**Task description:**
Copy each line below that has "from".

**Extracted material:**
● ● ● ●

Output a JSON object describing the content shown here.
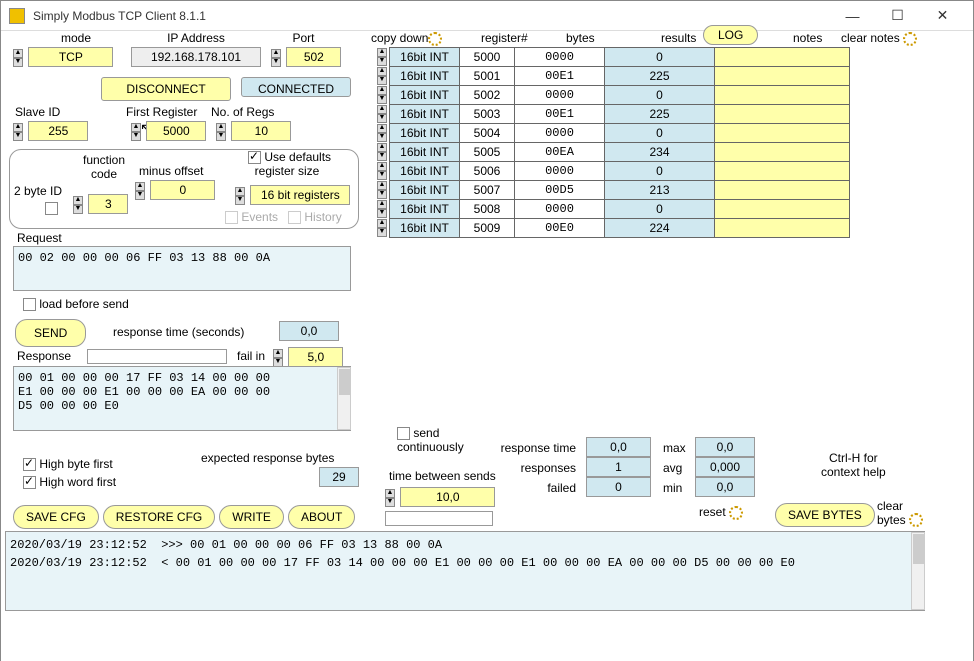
{
  "window_title": "Simply Modbus TCP Client 8.1.1",
  "labels": {
    "mode": "mode",
    "ip": "IP Address",
    "port": "Port",
    "slave_id": "Slave ID",
    "first_reg": "First Register",
    "no_regs": "No. of Regs",
    "two_byte": "2 byte ID",
    "func_code": "function\ncode",
    "minus_offset": "minus offset",
    "use_defaults": "Use defaults\n  register size",
    "request": "Request",
    "load_before": "load before send",
    "resp_time_s": "response time (seconds)",
    "response": "Response",
    "fail_in": "fail in",
    "high_byte": "High byte first",
    "high_word": "High word first",
    "expected_bytes": "expected response bytes",
    "events": "Events",
    "history": "History",
    "copy_down": "copy down",
    "register_num": "register#",
    "bytes": "bytes",
    "results": "results",
    "notes": "notes",
    "clear_notes": "clear notes",
    "send_cont": "send\ncontinuously",
    "time_between": "time between sends",
    "resp_time": "response time",
    "responses": "responses",
    "failed": "failed",
    "max": "max",
    "avg": "avg",
    "min": "min",
    "reset": "reset",
    "ctrl_h": "Ctrl-H for\ncontext help",
    "clear_bytes": "clear\nbytes"
  },
  "fields": {
    "mode": "TCP",
    "ip": "192.168.178.101",
    "port": "502",
    "slave_id": "255",
    "first_reg": "5000",
    "no_regs": "10",
    "func_code": "3",
    "minus_offset": "0",
    "reg_size": "16 bit registers",
    "request_hex": "00 02 00 00 00 06 FF 03 13 88 00 0A",
    "resp_time_val": "0,0",
    "fail_in_val": "5,0",
    "response_hex": "00 01 00 00 00 17 FF 03 14 00 00 00\nE1 00 00 00 E1 00 00 00 EA 00 00 00\nD5 00 00 00 E0",
    "expected_bytes_val": "29",
    "time_between_val": "10,0",
    "rt_resp_time": "0,0",
    "rt_responses": "1",
    "rt_failed": "0",
    "rt_max": "0,0",
    "rt_avg": "0,000",
    "rt_min": "0,0"
  },
  "buttons": {
    "disconnect": "DISCONNECT",
    "connected": "CONNECTED",
    "send": "SEND",
    "save_cfg": "SAVE CFG",
    "restore_cfg": "RESTORE CFG",
    "write": "WRITE",
    "about": "ABOUT",
    "log": "LOG",
    "save_bytes": "SAVE BYTES"
  },
  "chk": {
    "two_byte": false,
    "use_defaults": true,
    "events": false,
    "history": false,
    "load_before": false,
    "high_byte": true,
    "high_word": true,
    "send_cont": false
  },
  "rows": [
    {
      "type": "16bit INT",
      "reg": "5000",
      "bytes": "0000",
      "result": "0",
      "notes": ""
    },
    {
      "type": "16bit INT",
      "reg": "5001",
      "bytes": "00E1",
      "result": "225",
      "notes": ""
    },
    {
      "type": "16bit INT",
      "reg": "5002",
      "bytes": "0000",
      "result": "0",
      "notes": ""
    },
    {
      "type": "16bit INT",
      "reg": "5003",
      "bytes": "00E1",
      "result": "225",
      "notes": ""
    },
    {
      "type": "16bit INT",
      "reg": "5004",
      "bytes": "0000",
      "result": "0",
      "notes": ""
    },
    {
      "type": "16bit INT",
      "reg": "5005",
      "bytes": "00EA",
      "result": "234",
      "notes": ""
    },
    {
      "type": "16bit INT",
      "reg": "5006",
      "bytes": "0000",
      "result": "0",
      "notes": ""
    },
    {
      "type": "16bit INT",
      "reg": "5007",
      "bytes": "00D5",
      "result": "213",
      "notes": ""
    },
    {
      "type": "16bit INT",
      "reg": "5008",
      "bytes": "0000",
      "result": "0",
      "notes": ""
    },
    {
      "type": "16bit INT",
      "reg": "5009",
      "bytes": "00E0",
      "result": "224",
      "notes": ""
    }
  ],
  "log_text": "2020/03/19 23:12:52  >>> 00 01 00 00 00 06 FF 03 13 88 00 0A\n2020/03/19 23:12:52  < 00 01 00 00 00 17 FF 03 14 00 00 00 E1 00 00 00 E1 00 00 00 EA 00 00 00 D5 00 00 00 E0"
}
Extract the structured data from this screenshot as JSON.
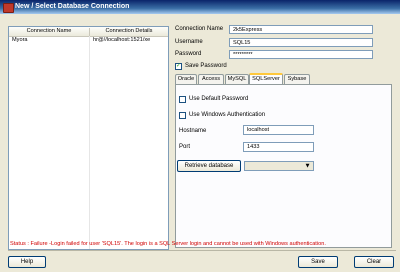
{
  "window": {
    "title": "New / Select Database Connection"
  },
  "connections": {
    "headers": [
      "Connection Name",
      "Connection Details"
    ],
    "rows": [
      {
        "name": "Myora",
        "details": "hr@//localhost:1521/xe"
      }
    ]
  },
  "form": {
    "connection_name_label": "Connection Name",
    "connection_name_value": "2k5Express",
    "username_label": "Username",
    "username_value": "SQL15",
    "password_label": "Password",
    "password_value": "*********",
    "save_password_label": "Save Password",
    "save_password_checked": true
  },
  "tabs": [
    "Oracle",
    "Access",
    "MySQL",
    "SQLServer",
    "Sybase"
  ],
  "active_tab": "SQLServer",
  "sqlserver": {
    "use_default_password_label": "Use Default Password",
    "use_windows_auth_label": "Use Windows Authentication",
    "hostname_label": "Hostname",
    "hostname_value": "localhost",
    "port_label": "Port",
    "port_value": "1433",
    "retrieve_button": "Retrieve database",
    "database_select_value": ""
  },
  "status": "Status : Failure -Login failed for user 'SQL15'. The login is a SQL Server login and cannot be used with Windows authentication.",
  "buttons": {
    "help": "Help",
    "save": "Save",
    "clear": "Clear"
  }
}
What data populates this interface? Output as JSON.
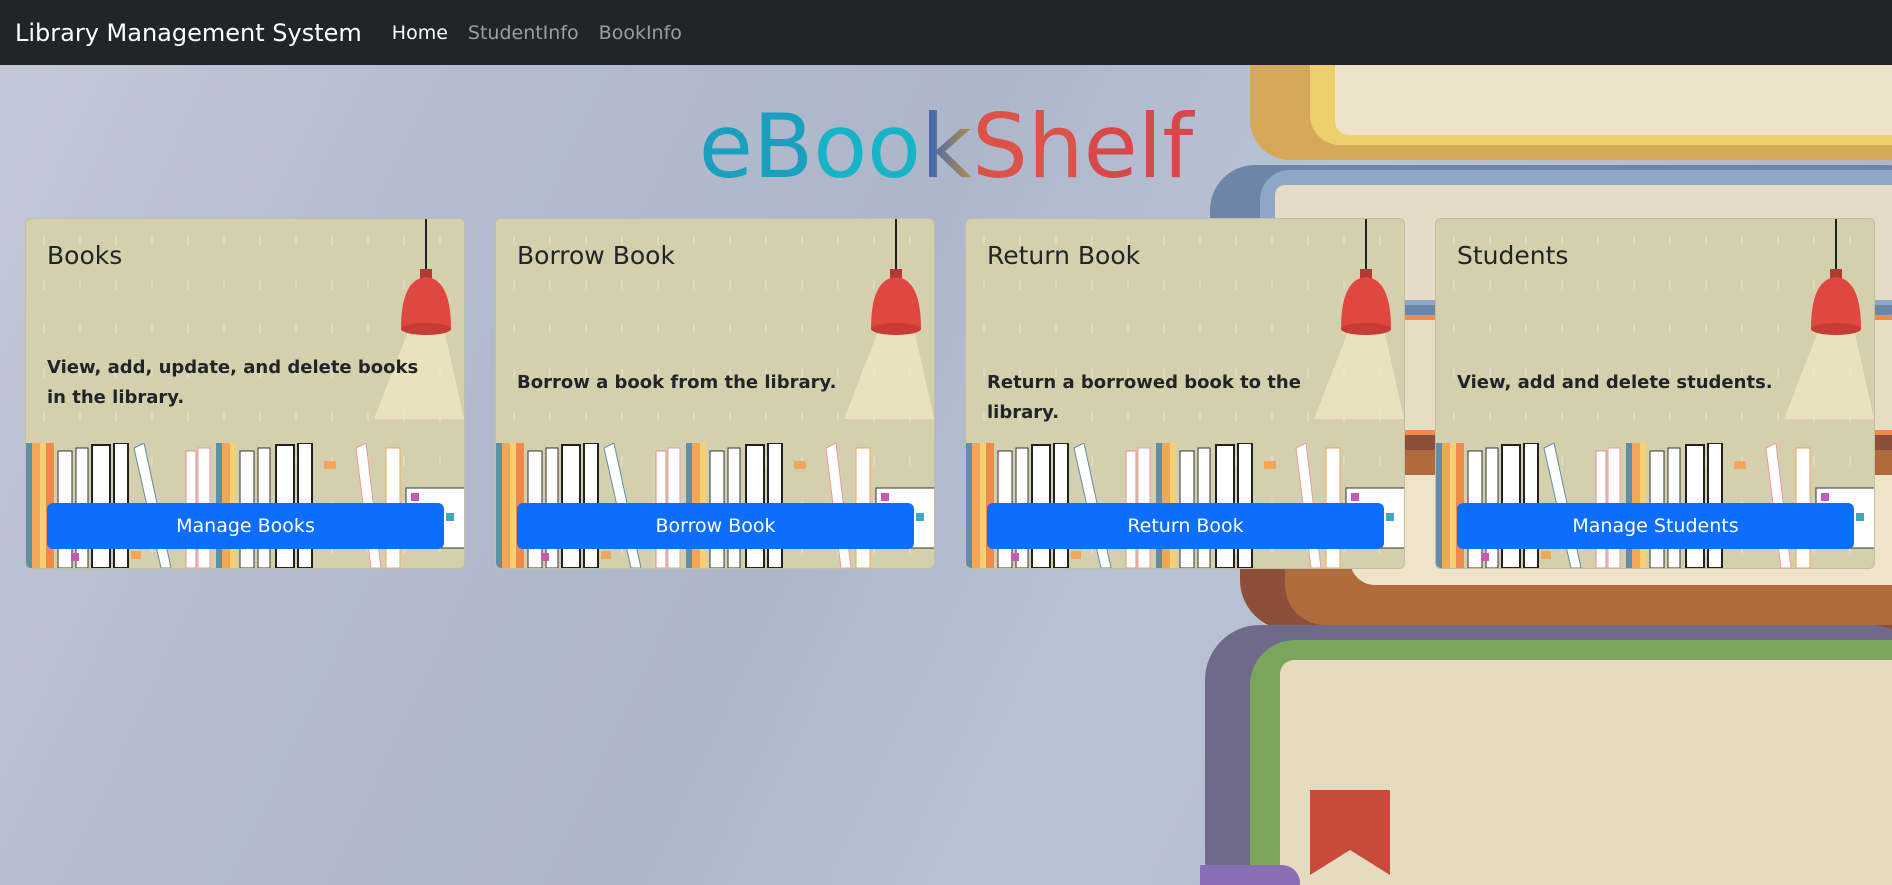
{
  "navbar": {
    "brand": "Library Management System",
    "links": [
      {
        "label": "Home",
        "active": true
      },
      {
        "label": "StudentInfo",
        "active": false
      },
      {
        "label": "BookInfo",
        "active": false
      }
    ]
  },
  "hero": {
    "title_parts": [
      "e",
      "B",
      "oo",
      "k",
      "Sh",
      "elf"
    ]
  },
  "cards": [
    {
      "title": "Books",
      "text": "View, add, update, and delete books in the library.",
      "button": "Manage Books"
    },
    {
      "title": "Borrow Book",
      "text": "Borrow a book from the library.",
      "button": "Borrow Book"
    },
    {
      "title": "Return Book",
      "text": "Return a borrowed book to the library.",
      "button": "Return Book"
    },
    {
      "title": "Students",
      "text": "View, add and delete students.",
      "button": "Manage Students"
    }
  ],
  "colors": {
    "navbar_bg": "#212529",
    "button_bg": "#0d6efd",
    "card_bg": "#d4cfad",
    "lamp": "#e0473e"
  }
}
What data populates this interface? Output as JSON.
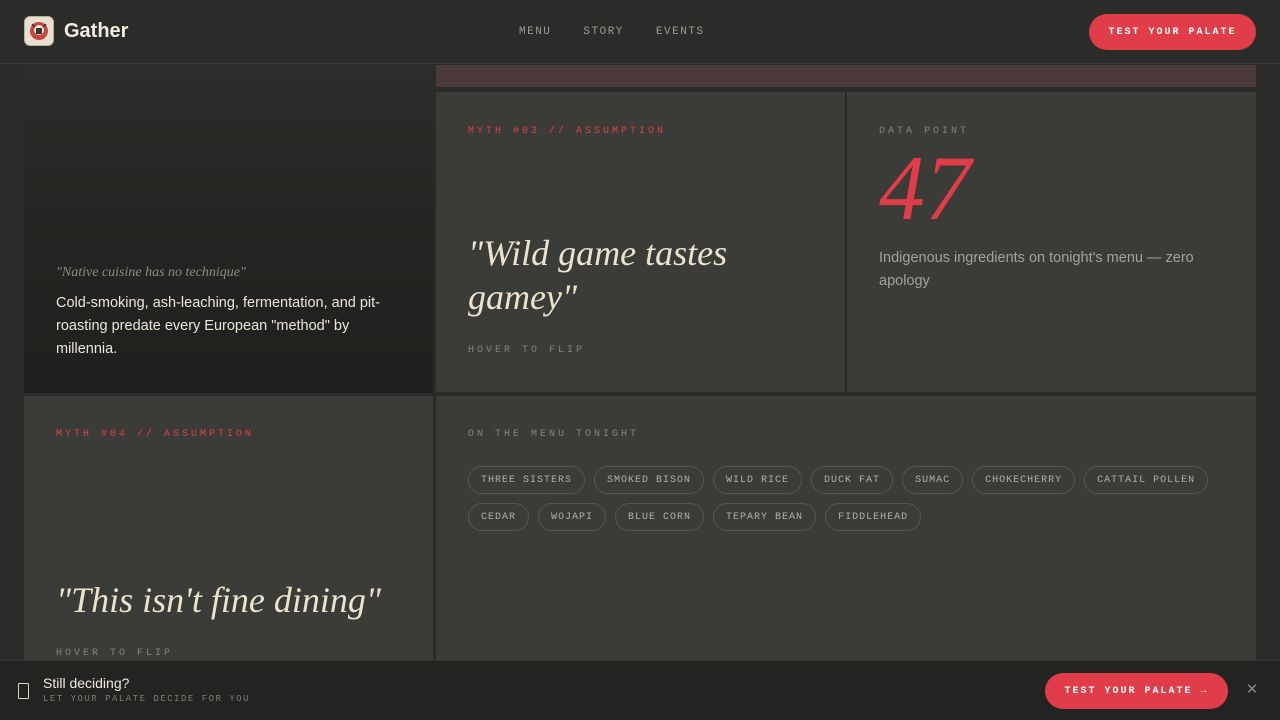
{
  "header": {
    "brand": "Gather",
    "nav": [
      "MENU",
      "STORY",
      "EVENTS"
    ],
    "cta": "TEST YOUR PALATE"
  },
  "card_technique": {
    "myth_quote": "\"Native cuisine has no technique\"",
    "fact": "Cold-smoking, ash-leaching, fermentation, and pit-roasting predate every European \"method\" by millennia."
  },
  "card_myth3": {
    "label": "MYTH #03 // ASSUMPTION",
    "quote": "\"Wild game tastes gamey\"",
    "hint": "HOVER TO FLIP"
  },
  "card_data": {
    "label": "DATA POINT",
    "number": "47",
    "description": "Indigenous ingredients on tonight's menu — zero apology"
  },
  "card_myth4": {
    "label": "MYTH #04 // ASSUMPTION",
    "quote": "\"This isn't fine dining\"",
    "hint": "HOVER TO FLIP"
  },
  "card_menu": {
    "label": "ON THE MENU TONIGHT",
    "ingredients": [
      "THREE SISTERS",
      "SMOKED BISON",
      "WILD RICE",
      "DUCK FAT",
      "SUMAC",
      "CHOKECHERRY",
      "CATTAIL POLLEN",
      "CEDAR",
      "WOJAPI",
      "BLUE CORN",
      "TEPARY BEAN",
      "FIDDLEHEAD"
    ]
  },
  "bottom_bar": {
    "title": "Still deciding?",
    "subtitle": "LET YOUR PALATE DECIDE FOR YOU",
    "cta": "TEST YOUR PALATE →",
    "close": "✕"
  },
  "colors": {
    "accent": "#e03c49",
    "background": "#2a2b28",
    "card": "#3b3c37"
  },
  "icons": {
    "logo": "gather-logo-icon",
    "bottom": "document-icon",
    "close": "close-icon"
  }
}
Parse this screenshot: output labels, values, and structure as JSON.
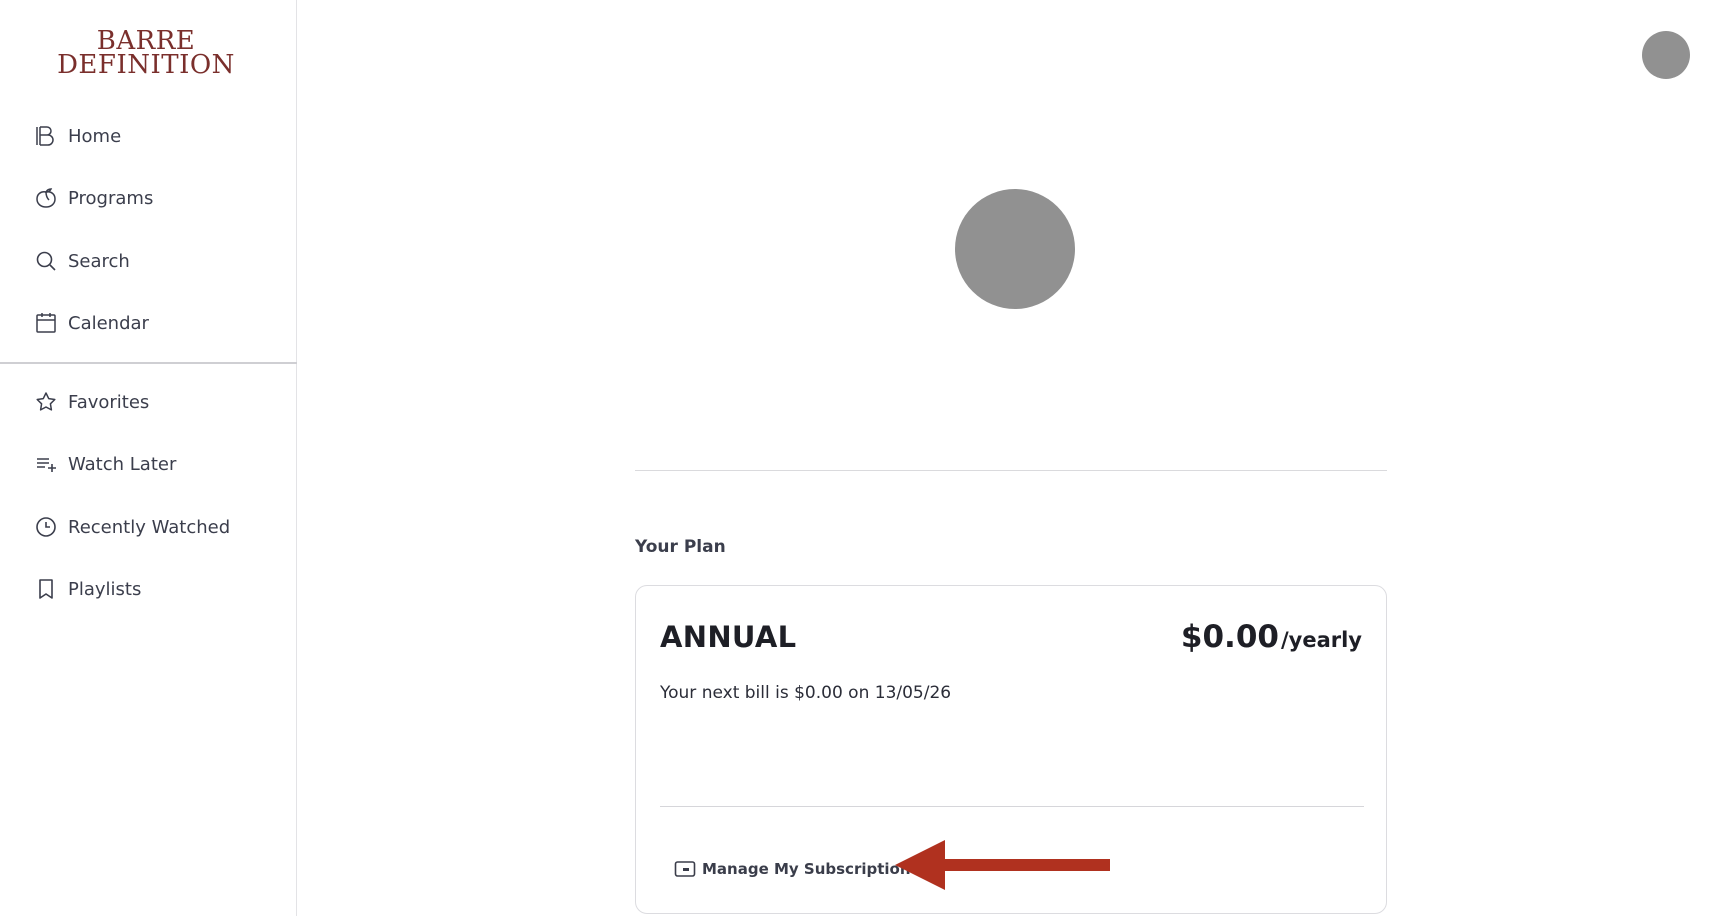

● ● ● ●

**Solution:**
Extract the structured data from this screenshot as JSON.
      "text": "Borrow a book from the library.",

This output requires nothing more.